When you print the records, keep every line identical to the original.

→ Records for this exercise:
▬▬▬▬▬▬
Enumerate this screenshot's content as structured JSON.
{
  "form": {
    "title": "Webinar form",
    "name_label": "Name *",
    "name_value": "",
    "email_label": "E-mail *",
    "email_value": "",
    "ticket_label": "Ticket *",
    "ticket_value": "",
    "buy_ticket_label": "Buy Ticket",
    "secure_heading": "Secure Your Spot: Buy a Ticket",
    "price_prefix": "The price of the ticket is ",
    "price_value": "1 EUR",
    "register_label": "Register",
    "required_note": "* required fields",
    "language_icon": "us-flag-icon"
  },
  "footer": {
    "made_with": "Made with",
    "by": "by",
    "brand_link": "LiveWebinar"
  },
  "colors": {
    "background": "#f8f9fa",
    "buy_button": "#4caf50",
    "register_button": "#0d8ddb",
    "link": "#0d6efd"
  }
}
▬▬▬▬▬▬
→ Exercise response:
Enumerate this screenshot's content as structured JSON.
{
  "form": {
    "title": "Webinar form",
    "name_label": "Name *",
    "name_value": "",
    "email_label": "E-mail *",
    "email_value": "",
    "ticket_label": "Ticket *",
    "ticket_value": "",
    "buy_ticket_label": "Buy Ticket",
    "secure_heading": "Secure Your Spot: Buy a Ticket",
    "price_prefix": "The price of the ticket is ",
    "price_value": "1 EUR",
    "register_label": "Register",
    "required_note": "* required fields",
    "language_icon": "us-flag-icon"
  },
  "footer": {
    "made_with": "Made with",
    "by": "by",
    "brand_link": "LiveWebinar"
  },
  "colors": {
    "background": "#f8f9fa",
    "buy_button": "#4caf50",
    "register_button": "#0d8ddb",
    "link": "#0d6efd"
  }
}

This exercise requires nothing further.